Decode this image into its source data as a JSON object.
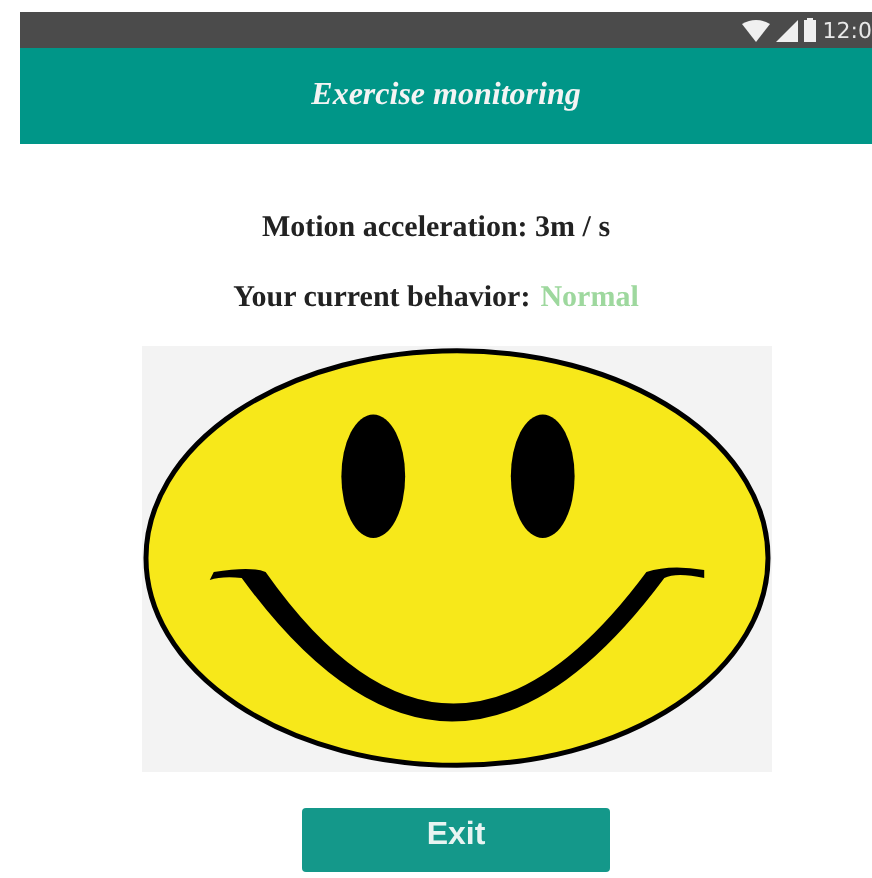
{
  "status_bar": {
    "time": "12:0"
  },
  "app_bar": {
    "title": "Exercise monitoring"
  },
  "acceleration": {
    "text": "Motion acceleration: 3m / s"
  },
  "behavior": {
    "label": "Your current behavior:",
    "value": "Normal"
  },
  "buttons": [
    "Exit"
  ]
}
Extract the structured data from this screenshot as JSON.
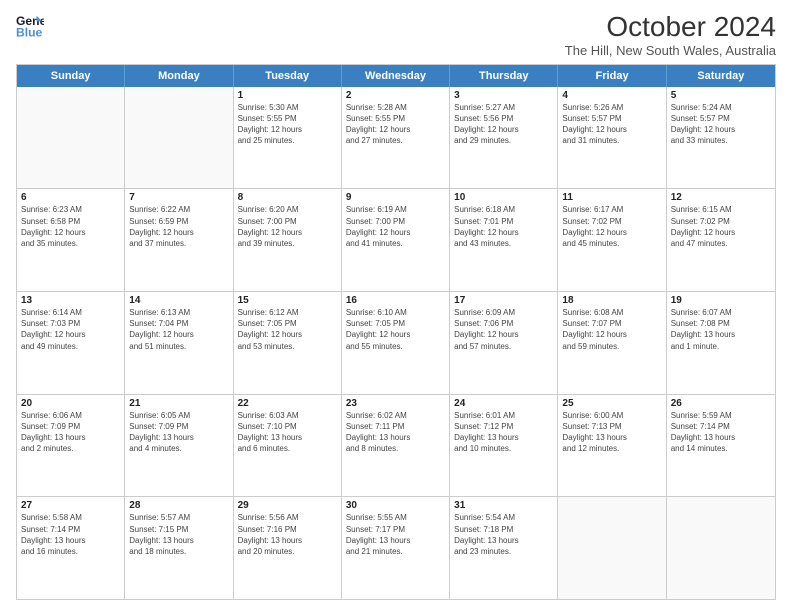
{
  "logo": {
    "line1": "General",
    "line2": "Blue"
  },
  "title": "October 2024",
  "subtitle": "The Hill, New South Wales, Australia",
  "headers": [
    "Sunday",
    "Monday",
    "Tuesday",
    "Wednesday",
    "Thursday",
    "Friday",
    "Saturday"
  ],
  "weeks": [
    [
      {
        "day": "",
        "info": ""
      },
      {
        "day": "",
        "info": ""
      },
      {
        "day": "1",
        "info": "Sunrise: 5:30 AM\nSunset: 5:55 PM\nDaylight: 12 hours\nand 25 minutes."
      },
      {
        "day": "2",
        "info": "Sunrise: 5:28 AM\nSunset: 5:55 PM\nDaylight: 12 hours\nand 27 minutes."
      },
      {
        "day": "3",
        "info": "Sunrise: 5:27 AM\nSunset: 5:56 PM\nDaylight: 12 hours\nand 29 minutes."
      },
      {
        "day": "4",
        "info": "Sunrise: 5:26 AM\nSunset: 5:57 PM\nDaylight: 12 hours\nand 31 minutes."
      },
      {
        "day": "5",
        "info": "Sunrise: 5:24 AM\nSunset: 5:57 PM\nDaylight: 12 hours\nand 33 minutes."
      }
    ],
    [
      {
        "day": "6",
        "info": "Sunrise: 6:23 AM\nSunset: 6:58 PM\nDaylight: 12 hours\nand 35 minutes."
      },
      {
        "day": "7",
        "info": "Sunrise: 6:22 AM\nSunset: 6:59 PM\nDaylight: 12 hours\nand 37 minutes."
      },
      {
        "day": "8",
        "info": "Sunrise: 6:20 AM\nSunset: 7:00 PM\nDaylight: 12 hours\nand 39 minutes."
      },
      {
        "day": "9",
        "info": "Sunrise: 6:19 AM\nSunset: 7:00 PM\nDaylight: 12 hours\nand 41 minutes."
      },
      {
        "day": "10",
        "info": "Sunrise: 6:18 AM\nSunset: 7:01 PM\nDaylight: 12 hours\nand 43 minutes."
      },
      {
        "day": "11",
        "info": "Sunrise: 6:17 AM\nSunset: 7:02 PM\nDaylight: 12 hours\nand 45 minutes."
      },
      {
        "day": "12",
        "info": "Sunrise: 6:15 AM\nSunset: 7:02 PM\nDaylight: 12 hours\nand 47 minutes."
      }
    ],
    [
      {
        "day": "13",
        "info": "Sunrise: 6:14 AM\nSunset: 7:03 PM\nDaylight: 12 hours\nand 49 minutes."
      },
      {
        "day": "14",
        "info": "Sunrise: 6:13 AM\nSunset: 7:04 PM\nDaylight: 12 hours\nand 51 minutes."
      },
      {
        "day": "15",
        "info": "Sunrise: 6:12 AM\nSunset: 7:05 PM\nDaylight: 12 hours\nand 53 minutes."
      },
      {
        "day": "16",
        "info": "Sunrise: 6:10 AM\nSunset: 7:05 PM\nDaylight: 12 hours\nand 55 minutes."
      },
      {
        "day": "17",
        "info": "Sunrise: 6:09 AM\nSunset: 7:06 PM\nDaylight: 12 hours\nand 57 minutes."
      },
      {
        "day": "18",
        "info": "Sunrise: 6:08 AM\nSunset: 7:07 PM\nDaylight: 12 hours\nand 59 minutes."
      },
      {
        "day": "19",
        "info": "Sunrise: 6:07 AM\nSunset: 7:08 PM\nDaylight: 13 hours\nand 1 minute."
      }
    ],
    [
      {
        "day": "20",
        "info": "Sunrise: 6:06 AM\nSunset: 7:09 PM\nDaylight: 13 hours\nand 2 minutes."
      },
      {
        "day": "21",
        "info": "Sunrise: 6:05 AM\nSunset: 7:09 PM\nDaylight: 13 hours\nand 4 minutes."
      },
      {
        "day": "22",
        "info": "Sunrise: 6:03 AM\nSunset: 7:10 PM\nDaylight: 13 hours\nand 6 minutes."
      },
      {
        "day": "23",
        "info": "Sunrise: 6:02 AM\nSunset: 7:11 PM\nDaylight: 13 hours\nand 8 minutes."
      },
      {
        "day": "24",
        "info": "Sunrise: 6:01 AM\nSunset: 7:12 PM\nDaylight: 13 hours\nand 10 minutes."
      },
      {
        "day": "25",
        "info": "Sunrise: 6:00 AM\nSunset: 7:13 PM\nDaylight: 13 hours\nand 12 minutes."
      },
      {
        "day": "26",
        "info": "Sunrise: 5:59 AM\nSunset: 7:14 PM\nDaylight: 13 hours\nand 14 minutes."
      }
    ],
    [
      {
        "day": "27",
        "info": "Sunrise: 5:58 AM\nSunset: 7:14 PM\nDaylight: 13 hours\nand 16 minutes."
      },
      {
        "day": "28",
        "info": "Sunrise: 5:57 AM\nSunset: 7:15 PM\nDaylight: 13 hours\nand 18 minutes."
      },
      {
        "day": "29",
        "info": "Sunrise: 5:56 AM\nSunset: 7:16 PM\nDaylight: 13 hours\nand 20 minutes."
      },
      {
        "day": "30",
        "info": "Sunrise: 5:55 AM\nSunset: 7:17 PM\nDaylight: 13 hours\nand 21 minutes."
      },
      {
        "day": "31",
        "info": "Sunrise: 5:54 AM\nSunset: 7:18 PM\nDaylight: 13 hours\nand 23 minutes."
      },
      {
        "day": "",
        "info": ""
      },
      {
        "day": "",
        "info": ""
      }
    ]
  ]
}
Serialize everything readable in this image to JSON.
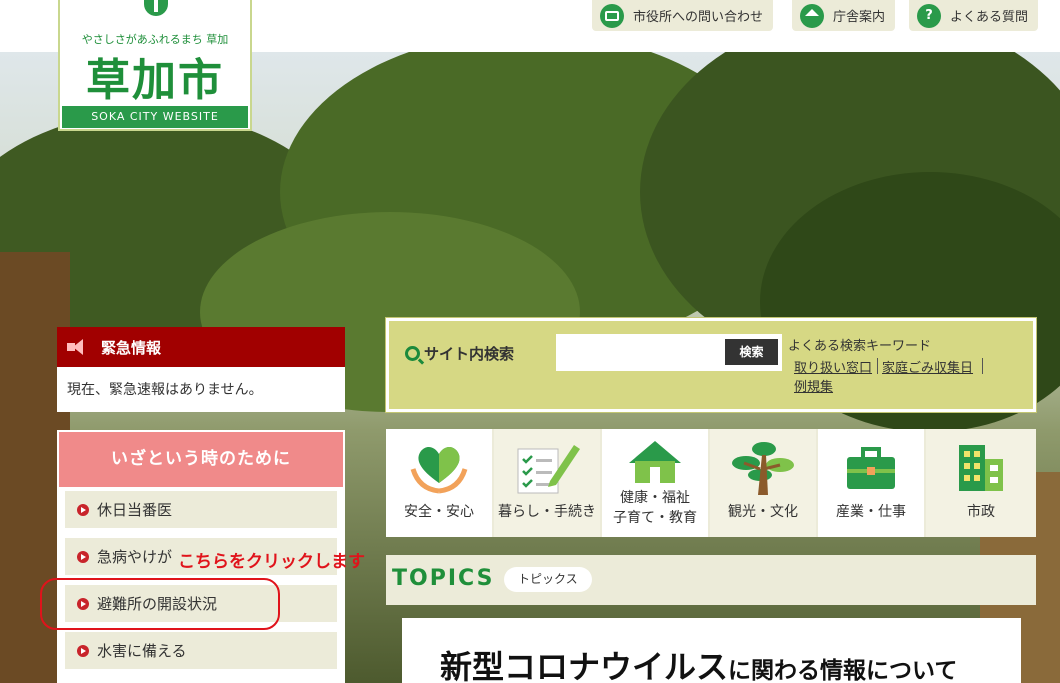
{
  "logo": {
    "tagline": "やさしさがあふれるまち 草加",
    "name": "草加市",
    "english": "SOKA CITY WEBSITE"
  },
  "header_links": [
    {
      "label": "市役所への問い合わせ",
      "icon": "mail-icon"
    },
    {
      "label": "庁舎案内",
      "icon": "building-icon"
    },
    {
      "label": "よくある質問",
      "icon": "question-icon",
      "glyph": "?"
    }
  ],
  "emergency": {
    "title": "緊急情報",
    "message": "現在、緊急速報はありません。",
    "color": "#a10000"
  },
  "preparedness": {
    "title": "いざという時のために",
    "items": [
      "休日当番医",
      "急病やけが",
      "避難所の開設状況",
      "水害に備える"
    ]
  },
  "annotation": {
    "text": "こちらをクリックします",
    "color": "#e0131b"
  },
  "search": {
    "label": "サイト内検索",
    "value": "",
    "button_label": "検索",
    "keywords_title": "よくある検索キーワード",
    "keywords": [
      "取り扱い窓口",
      "家庭ごみ収集日",
      "例規集"
    ]
  },
  "categories": [
    {
      "label": "安全・安心",
      "icon": "heart-hands-icon"
    },
    {
      "label": "暮らし・手続き",
      "icon": "checklist-pencil-icon"
    },
    {
      "label_line1": "健康・福祉",
      "label_line2": "子育て・教育",
      "icon": "house-icon"
    },
    {
      "label": "観光・文化",
      "icon": "pine-tree-icon"
    },
    {
      "label": "産業・仕事",
      "icon": "briefcase-icon"
    },
    {
      "label": "市政",
      "icon": "office-building-icon"
    }
  ],
  "topics": {
    "title": "TOPICS",
    "badge": "トピックス"
  },
  "headline": {
    "big": "新型コロナウイルス",
    "small": "に関わる情報について"
  },
  "colors": {
    "brand_green": "#2a9a4a",
    "search_bg": "#d6d884",
    "prep_header": "#f08a8a",
    "item_bg": "#ecebd9"
  }
}
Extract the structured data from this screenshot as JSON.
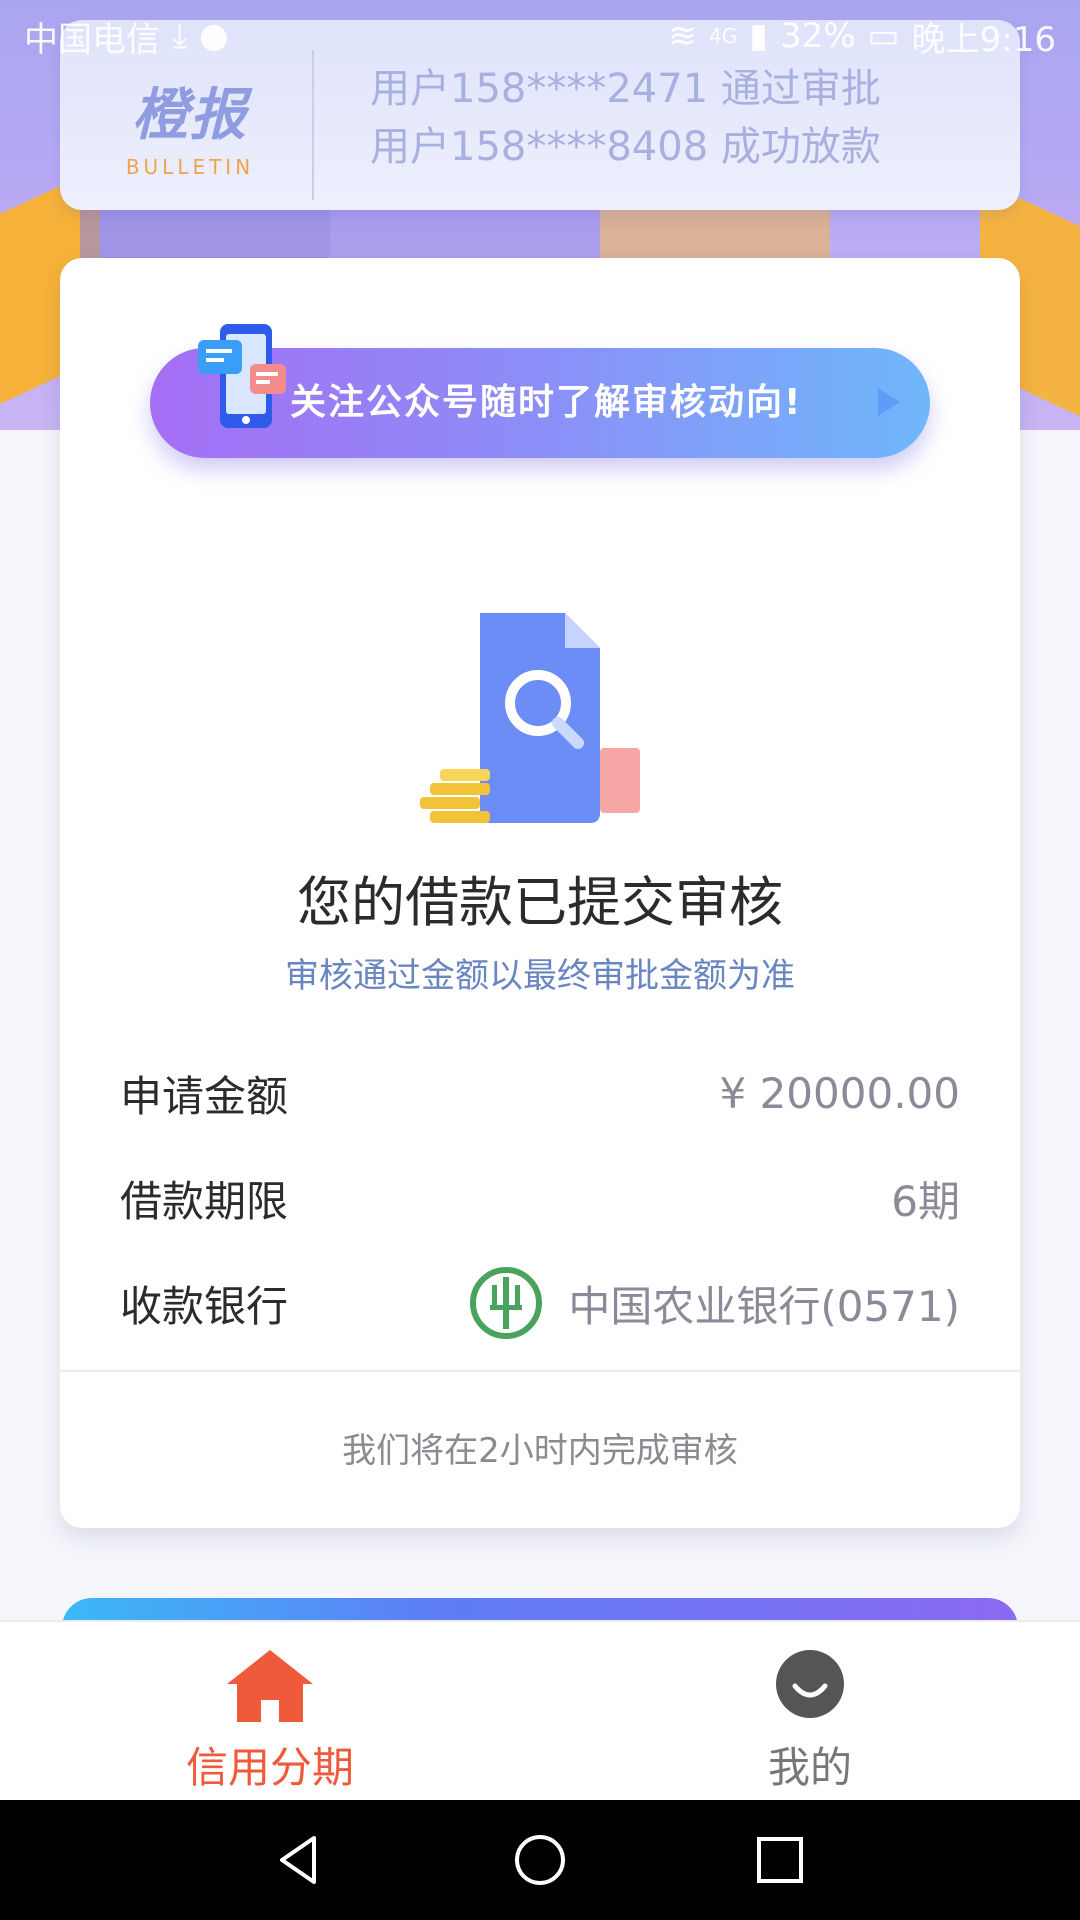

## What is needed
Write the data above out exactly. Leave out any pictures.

## Task result
Decode this image into its source data as a JSON object.
{
  "status_bar": {
    "time": "12:0"
  },
  "app_bar": {
    "title": "Exercise monitoring"
  },
  "acceleration": {
    "text": "Motion acceleration: 3m / s"
  },
  "behavior": {
    "label": "Your current behavior:",
    "value": "Normal"
  },
  "buttons": [
    "Exit"
  ]
}
Extract the structured data from this screenshot as JSON.
{
  "logo": {
    "line1": "General",
    "line2": "Blue"
  },
  "title": "October 2024",
  "subtitle": "The Hill, New South Wales, Australia",
  "headers": [
    "Sunday",
    "Monday",
    "Tuesday",
    "Wednesday",
    "Thursday",
    "Friday",
    "Saturday"
  ],
  "weeks": [
    [
      {
        "day": "",
        "info": ""
      },
      {
        "day": "",
        "info": ""
      },
      {
        "day": "1",
        "info": "Sunrise: 5:30 AM\nSunset: 5:55 PM\nDaylight: 12 hours\nand 25 minutes."
      },
      {
        "day": "2",
        "info": "Sunrise: 5:28 AM\nSunset: 5:55 PM\nDaylight: 12 hours\nand 27 minutes."
      },
      {
        "day": "3",
        "info": "Sunrise: 5:27 AM\nSunset: 5:56 PM\nDaylight: 12 hours\nand 29 minutes."
      },
      {
        "day": "4",
        "info": "Sunrise: 5:26 AM\nSunset: 5:57 PM\nDaylight: 12 hours\nand 31 minutes."
      },
      {
        "day": "5",
        "info": "Sunrise: 5:24 AM\nSunset: 5:57 PM\nDaylight: 12 hours\nand 33 minutes."
      }
    ],
    [
      {
        "day": "6",
        "info": "Sunrise: 6:23 AM\nSunset: 6:58 PM\nDaylight: 12 hours\nand 35 minutes."
      },
      {
        "day": "7",
        "info": "Sunrise: 6:22 AM\nSunset: 6:59 PM\nDaylight: 12 hours\nand 37 minutes."
      },
      {
        "day": "8",
        "info": "Sunrise: 6:20 AM\nSunset: 7:00 PM\nDaylight: 12 hours\nand 39 minutes."
      },
      {
        "day": "9",
        "info": "Sunrise: 6:19 AM\nSunset: 7:00 PM\nDaylight: 12 hours\nand 41 minutes."
      },
      {
        "day": "10",
        "info": "Sunrise: 6:18 AM\nSunset: 7:01 PM\nDaylight: 12 hours\nand 43 minutes."
      },
      {
        "day": "11",
        "info": "Sunrise: 6:17 AM\nSunset: 7:02 PM\nDaylight: 12 hours\nand 45 minutes."
      },
      {
        "day": "12",
        "info": "Sunrise: 6:15 AM\nSunset: 7:02 PM\nDaylight: 12 hours\nand 47 minutes."
      }
    ],
    [
      {
        "day": "13",
        "info": "Sunrise: 6:14 AM\nSunset: 7:03 PM\nDaylight: 12 hours\nand 49 minutes."
      },
      {
        "day": "14",
        "info": "Sunrise: 6:13 AM\nSunset: 7:04 PM\nDaylight: 12 hours\nand 51 minutes."
      },
      {
        "day": "15",
        "info": "Sunrise: 6:12 AM\nSunset: 7:05 PM\nDaylight: 12 hours\nand 53 minutes."
      },
      {
        "day": "16",
        "info": "Sunrise: 6:10 AM\nSunset: 7:05 PM\nDaylight: 12 hours\nand 55 minutes."
      },
      {
        "day": "17",
        "info": "Sunrise: 6:09 AM\nSunset: 7:06 PM\nDaylight: 12 hours\nand 57 minutes."
      },
      {
        "day": "18",
        "info": "Sunrise: 6:08 AM\nSunset: 7:07 PM\nDaylight: 12 hours\nand 59 minutes."
      },
      {
        "day": "19",
        "info": "Sunrise: 6:07 AM\nSunset: 7:08 PM\nDaylight: 13 hours\nand 1 minute."
      }
    ],
    [
      {
        "day": "20",
        "info": "Sunrise: 6:06 AM\nSunset: 7:09 PM\nDaylight: 13 hours\nand 2 minutes."
      },
      {
        "day": "21",
        "info": "Sunrise: 6:05 AM\nSunset: 7:09 PM\nDaylight: 13 hours\nand 4 minutes."
      },
      {
        "day": "22",
        "info": "Sunrise: 6:03 AM\nSunset: 7:10 PM\nDaylight: 13 hours\nand 6 minutes."
      },
      {
        "day": "23",
        "info": "Sunrise: 6:02 AM\nSunset: 7:11 PM\nDaylight: 13 hours\nand 8 minutes."
      },
      {
        "day": "24",
        "info": "Sunrise: 6:01 AM\nSunset: 7:12 PM\nDaylight: 13 hours\nand 10 minutes."
      },
      {
        "day": "25",
        "info": "Sunrise: 6:00 AM\nSunset: 7:13 PM\nDaylight: 13 hours\nand 12 minutes."
      },
      {
        "day": "26",
        "info": "Sunrise: 5:59 AM\nSunset: 7:14 PM\nDaylight: 13 hours\nand 14 minutes."
      }
    ],
    [
      {
        "day": "27",
        "info": "Sunrise: 5:58 AM\nSunset: 7:14 PM\nDaylight: 13 hours\nand 16 minutes."
      },
      {
        "day": "28",
        "info": "Sunrise: 5:57 AM\nSunset: 7:15 PM\nDaylight: 13 hours\nand 18 minutes."
      },
      {
        "day": "29",
        "info": "Sunrise: 5:56 AM\nSunset: 7:16 PM\nDaylight: 13 hours\nand 20 minutes."
      },
      {
        "day": "30",
        "info": "Sunrise: 5:55 AM\nSunset: 7:17 PM\nDaylight: 13 hours\nand 21 minutes."
      },
      {
        "day": "31",
        "info": "Sunrise: 5:54 AM\nSunset: 7:18 PM\nDaylight: 13 hours\nand 23 minutes."
      },
      {
        "day": "",
        "info": ""
      },
      {
        "day": "",
        "info": ""
      }
    ]
  ]
}
Serialize everything readable in this image to JSON.
{
  "logo": {
    "tagline": "やさしさがあふれるまち 草加",
    "name": "草加市",
    "english": "SOKA CITY WEBSITE"
  },
  "header_links": [
    {
      "label": "市役所への問い合わせ",
      "icon": "mail-icon"
    },
    {
      "label": "庁舎案内",
      "icon": "building-icon"
    },
    {
      "label": "よくある質問",
      "icon": "question-icon",
      "glyph": "?"
    }
  ],
  "emergency": {
    "title": "緊急情報",
    "message": "現在、緊急速報はありません。",
    "color": "#a10000"
  },
  "preparedness": {
    "title": "いざという時のために",
    "items": [
      "休日当番医",
      "急病やけが",
      "避難所の開設状況",
      "水害に備える"
    ]
  },
  "annotation": {
    "text": "こちらをクリックします",
    "color": "#e0131b"
  },
  "search": {
    "label": "サイト内検索",
    "value": "",
    "button_label": "検索",
    "keywords_title": "よくある検索キーワード",
    "keywords": [
      "取り扱い窓口",
      "家庭ごみ収集日",
      "例規集"
    ]
  },
  "categories": [
    {
      "label": "安全・安心",
      "icon": "heart-hands-icon"
    },
    {
      "label": "暮らし・手続き",
      "icon": "checklist-pencil-icon"
    },
    {
      "label_line1": "健康・福祉",
      "label_line2": "子育て・教育",
      "icon": "house-icon"
    },
    {
      "label": "観光・文化",
      "icon": "pine-tree-icon"
    },
    {
      "label": "産業・仕事",
      "icon": "briefcase-icon"
    },
    {
      "label": "市政",
      "icon": "office-building-icon"
    }
  ],
  "topics": {
    "title": "TOPICS",
    "badge": "トピックス"
  },
  "headline": {
    "big": "新型コロナウイルス",
    "small": "に関わる情報について"
  },
  "colors": {
    "brand_green": "#2a9a4a",
    "search_bg": "#d6d884",
    "prep_header": "#f08a8a",
    "item_bg": "#ecebd9"
  }
}
Extract the structured data from this screenshot as JSON.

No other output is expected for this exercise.